Does Irish Music now days, have an Identity anymore.?
This thought had always meandered into a sort of patriotism for me, mostly turning into a conversational battle between myself and friends, when we talked about music.
In a country that now has many different cultures,religions and creeds.
I feel that need, to fight for my heritage and culture as I see big intercultural change happen everyday, especially in the Irish music industry. No matter where we are in the world, as a people, whether we are Irish,English, French, German etc, I believe we represent our people and where we come from and our music is no exception and how it sounds, is one I feel is not to be watered down.
Being a Musician myself for many years. I have always felt, I had an important role to play, a role to represent my country through my music and I needed to do it right. Irish music as a whole has changed over the years, in particular the main stream music. Gone are the days of the balladeer Genre of the Dubliners, Luke kelly and Christy Moore. Our music has changed, you hear an Irish band on the radio now and they don't sound Irish at all, but American or English. Is that the industries fault..?
Do they not believe that genera sells.? Who knows.
But I do know, from working with children that If the Irish youth of today heard a New Irish ballad song, they would think..... " Ah that's music that our Grandfathers listen to." which is wrong.
Its our heritage, that's all, that has been passed down, just like the old folkloire's of past times. Stories that are in fact timeless.
I believe, but its just my non bio est view That a true Irish Songwriter should keep in mind of what they are representing , whether it be Country,Blues Punk or Rock . They should at least sound Irish.
"So, Does Irish Music sound Irish anymore or has it lost its identity to its Genre.?"
To answer this, I need to first go back to explain what I mean by identity and an Irish one at that.
Take for instance a rock band from the 70's led by a charismatic poetic genius, An Irish decent born in England but grew up in Dublin, who had always until the day he was prematurely taken from this world, loved his Irish heritage and it had always came through with passion in his music.
That band being Thin Lizzy and the man, the one and only Phil Lynott.
Though their Genre would have been classed as a love child of rock, if you closed your eyes and listened to one of their records It sounded and felt Irish,from its back bone right through to it's ear tantalizing melodies.
The song "whiskey in the jar" for instance, though the song started its life as an Irish folk ballad and had been recorded by Irish Ballad group "The Dubliners" back in the 60's, with a completely new arrangement on their cover of the song, Phil lynott and Thin Lizzy, took it to new heights and made it into a Rock song that kept it's Irish blood flowing within its core. Therefor keeping its Irish identity and not getting lost in the Genre of rock and in an ever changing world with culture clashes, that is an art form in itself, that needs to learn to survive.

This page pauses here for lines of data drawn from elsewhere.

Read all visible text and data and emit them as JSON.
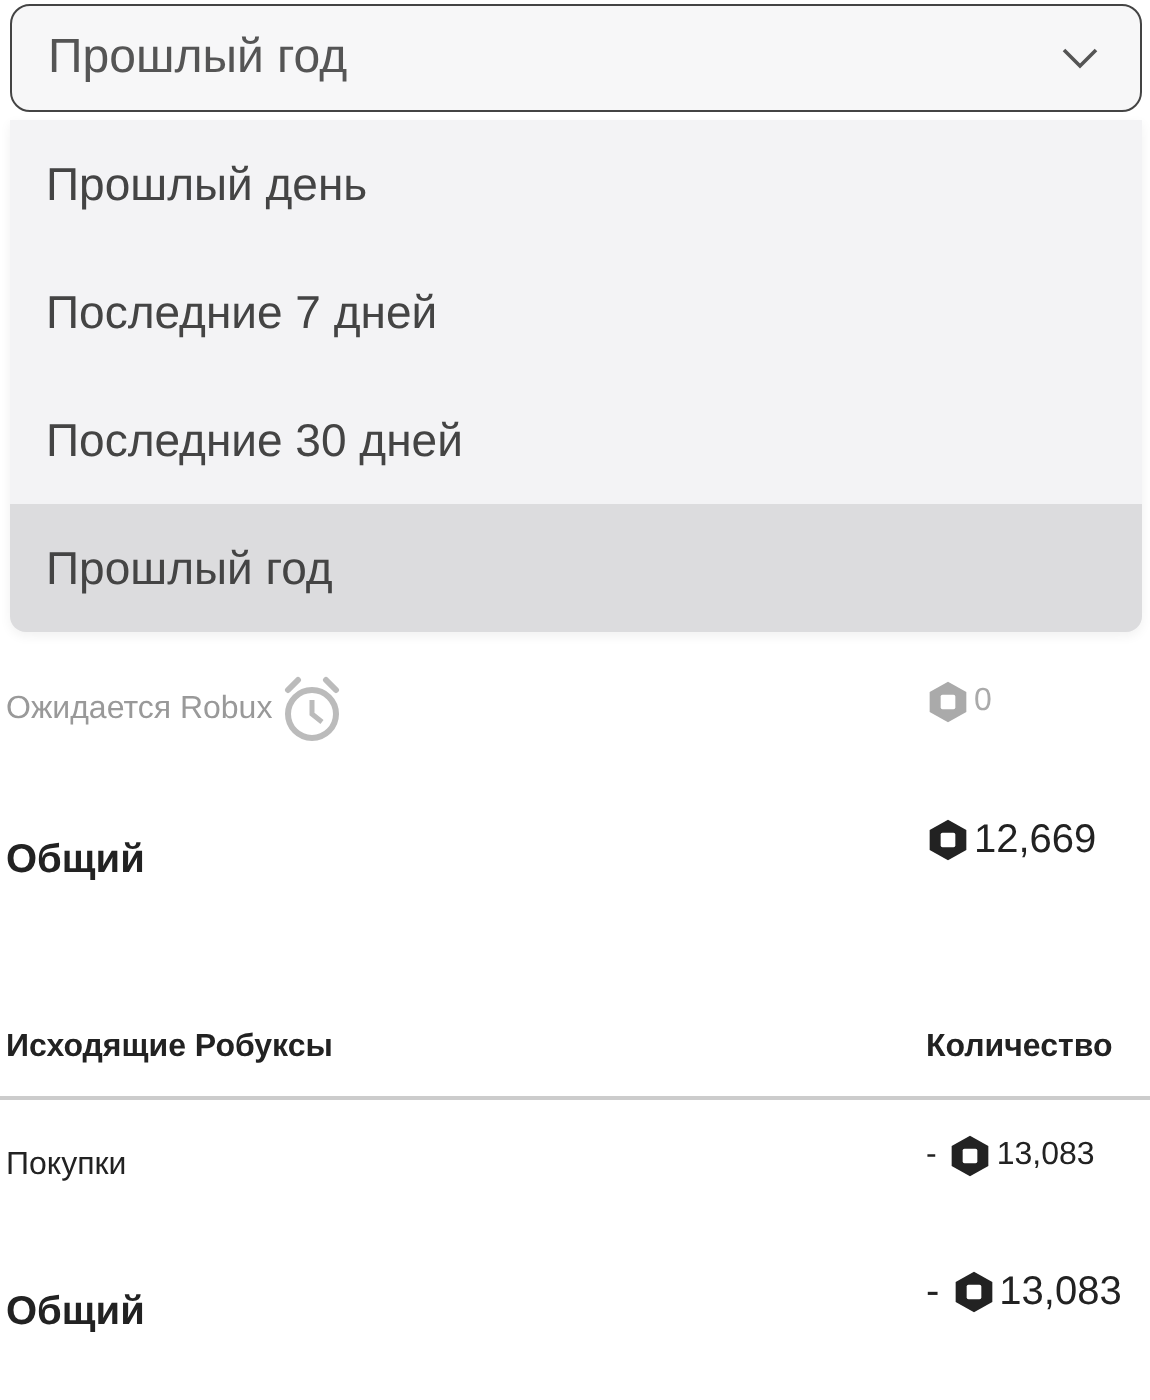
{
  "period_select": {
    "value": "Прошлый год",
    "expanded": true,
    "options": [
      {
        "label": "Прошлый день",
        "selected": false
      },
      {
        "label": "Последние 7 дней",
        "selected": false
      },
      {
        "label": "Последние 30 дней",
        "selected": false
      },
      {
        "label": "Прошлый год",
        "selected": true
      }
    ]
  },
  "incoming": [
    {
      "kind": "pending",
      "label": "Ожидается Robux",
      "amount": "0"
    },
    {
      "kind": "total",
      "label": "Общий",
      "amount": "12,669"
    }
  ],
  "outgoing": {
    "columns": [
      "Исходящие Робуксы",
      "Количество"
    ],
    "rows": [
      {
        "kind": "item",
        "label": "Покупки",
        "sign": "-",
        "amount": "13,083"
      },
      {
        "kind": "total",
        "label": "Общий",
        "sign": "-",
        "amount": "13,083"
      }
    ]
  }
}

"Sarah" a beautiful soft rock song, Lynott penned for his daughter once again, though it had Rock elements attached to it, very much felt and sounded Irish. Bob Marley, you would know he was Jamaican from his music right.? Heritage attached.
The sound of today on the other hand, I feel has lost it's way, through our Irish bands making so called "Irish Music" and there, my reasons for my skepticism lye's. Should it really be classed as Irish Music just because the artists are Irish. ?
If you stick a beans label on a tin of peas, does that class them as being beans..? On the outside maybe, But it is the contents within, that really makes up its chemistry and establishes what it really is, and I feel music is the same.
Respectively the band I am about to mention next, don't get me wrong, I think they are really good at what they do and I would hold them in high regard musically, but I personally feel with them being Irish,they had lost their integrity for making music that sounded Irish, they don't sound Irish at all.
The Script, these three guys all hail from Dublin/Ireland, and though they were signed to British label Phonogenic Records , if you once more closed your eyes and listened to their music you would think they were American, not even British, never mind Irish, but American and you may blame their Pop Rock/Rnb sound for that, but surely they could have made it sound a little more Irish.?
" For the first time" it has a sort of rap in it, with an RnB feel and you may ask.
"How can you make that sound Irish..?
Straight off the bat, Damien Dempsey's "Dublin town" springs to my mind, He raps in that,
it may not be in the same caliber as "For the first time" but hay close your eyes It sounds Irish.?
It saddens me to think the script had lost their heritage as Irish Musicians within their sound and had been lost within their genre loosing with it, their Irish heritage and sadly they are not the only ones within the Irish music scene to do so, but that is a story for another day.
So from one Irish musician to another in my plead to all the Irish musicians who are either making Music or thinking of, try to keep to your heritage and don't get lost within your Genre, you are Irish after all with a heritage to help survive within a multi cultural world, an Irish one.
We are but a small fish within a big ocean so there for, keep making great Music, "Irish Music".
Taken from a Blog @ BerthmarkmusicBLOG